What you are asked to do. The answer should consist of all the records, copied exactly.

Dataset rows for apps and sites:
··········

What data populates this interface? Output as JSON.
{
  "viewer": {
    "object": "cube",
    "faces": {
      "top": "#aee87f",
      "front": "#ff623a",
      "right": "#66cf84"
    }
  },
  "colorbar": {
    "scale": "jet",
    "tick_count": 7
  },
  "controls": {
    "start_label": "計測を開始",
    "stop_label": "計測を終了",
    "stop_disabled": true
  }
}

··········

Problem solution.
What data populates this interface? Output as JSON.
{
  "viewer": {
    "object": "cube",
    "faces": {
      "top": "#aee87f",
      "front": "#ff623a",
      "right": "#66cf84"
    }
  },
  "colorbar": {
    "scale": "jet",
    "tick_count": 7
  },
  "controls": {
    "start_label": "計測を開始",
    "stop_label": "計測を終了",
    "stop_disabled": true
  }
}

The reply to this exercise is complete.